null Psychologist Tina Montreuil is making a difference

RI-MUHC researcher invited to provide expert testimony to the House of Commons regarding her project, the Montreal Antenatal Well-Being Study on Women’s Mental Health and Child Outcomes

April 12, 2024

A scientist in Child Health and Human Development Program at the RI-MUHC, Tina Montreuil, PhD, has been recognized by the Centre for Addiction and Mental Health as one of Canada’s Difference Makers : 150 Leading Canadians for Mental Health.

This honour led to Prof. Montreuil’s selection as an expert witness, invited to present before Canada’s parliament.

Tina Montreuil, PhD, is a scientist in Child Health and Human Development Program at the RI-MUHC.
Tina Montreuil, PhD, is a scientist in Child Health and Human Development Program at the RI-MUHC.

On April 8, 2024, she went before the House of Commons of Canada to address the Standing Committee on Health Studies Issues (HESA), a group mandated by Health Canada for issues including bills and regulations. Prof. Montreuil discussed the findings of the Montreal Antenatal Well-Being Study, one of the largest studies in Canada seeking to better understand why some women are more likely than others to experience anxiety and depression during and after pregnancy.
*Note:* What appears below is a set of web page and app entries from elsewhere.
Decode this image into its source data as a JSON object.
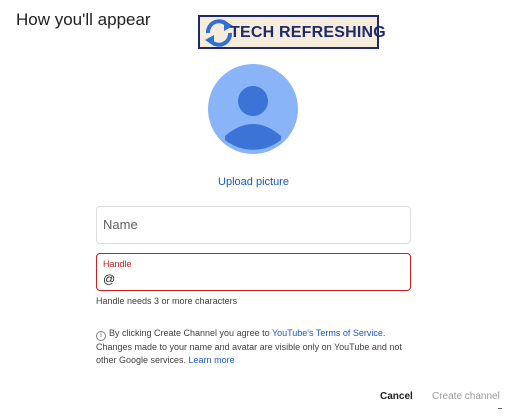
{
  "header": {
    "title": "How you'll appear"
  },
  "watermark": {
    "text": "TECH REFRESHING",
    "icon": "refresh-arrows-icon",
    "colors": {
      "text": "#1f2a6e",
      "background": "#f6ecdc",
      "arrow": "#2f6fd6"
    }
  },
  "avatar": {
    "icon": "person-avatar-icon",
    "colors": {
      "background": "#8ab4f8",
      "figure": "#3b73d6"
    }
  },
  "upload": {
    "label": "Upload picture"
  },
  "form": {
    "name": {
      "placeholder": "Name",
      "value": ""
    },
    "handle": {
      "label": "Handle",
      "value": "@",
      "error": "Handle needs 3 or more characters"
    }
  },
  "info": {
    "icon": "info-icon",
    "text_before": "By clicking Create Channel you agree to ",
    "tos_link": "YouTube's Terms of Service",
    "text_after": ". Changes made to your name and avatar are visible only on YouTube and not other Google services. ",
    "learn_more": "Learn more"
  },
  "actions": {
    "cancel_label": "Cancel",
    "create_label": "Create channel"
  },
  "colors": {
    "accent": "#1a57c9",
    "error": "#c5221f",
    "disabled": "#9a9a9a"
  }
}
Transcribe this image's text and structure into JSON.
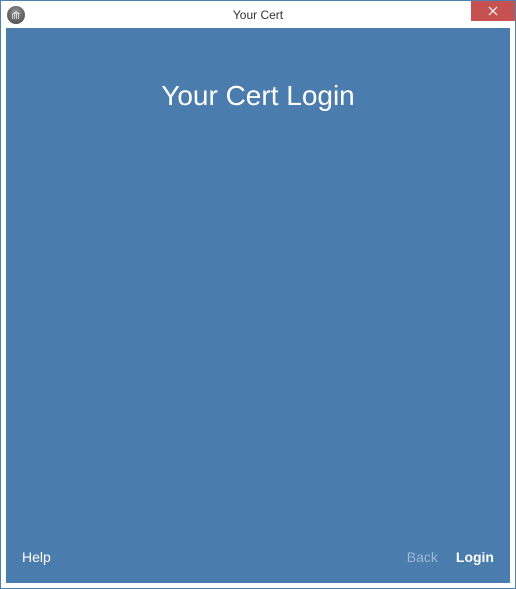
{
  "window": {
    "title": "Your Cert"
  },
  "main": {
    "heading": "Your Cert Login"
  },
  "footer": {
    "help": "Help",
    "back": "Back",
    "login": "Login"
  }
}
Prof. Montreuil was also invited to address questions from the HESA regarding the current state of research and clinical practice in women’s health across the lifespan. With other nationwide experts, she highlighted the importance of preventive care and the promotion of health from the pre-conception to postpartum periods. She also presented the results of a report led by the Quebec Alliance for Perinatal Mental Health on the Quebec Perinatal Mental Health Sector Mapping, which included government recommendations.

Congratulations to Prof. Montreuil for this honour!

About the Montreal Antenatal Well-Being Study

The Montreal Antenatal Well-Being Study is led by Tina Montreuil, PhD, Kieran O’Donnell, PhD, and a team of researchers at McGill University, in collaboration with St. Mary's Hospital Centre, the McGill University Health Centre, and CHU Ste-Justine. Funding for the study is provided by the Canada First Research Excellence Fund, the Healthy Brains, Health Lives initiative at McGill University, a Brains and Behaviour Research Foundation NARSAD Young Investigator Grant, the Ferring COVID-19 Investigational Grant in Reproductive Medicine and Maternal Health, a CIFAR Fellowship in the Child and Brain Development Program, the Chamandy Foundation, and the Montreal Children’s Hospital Foundation.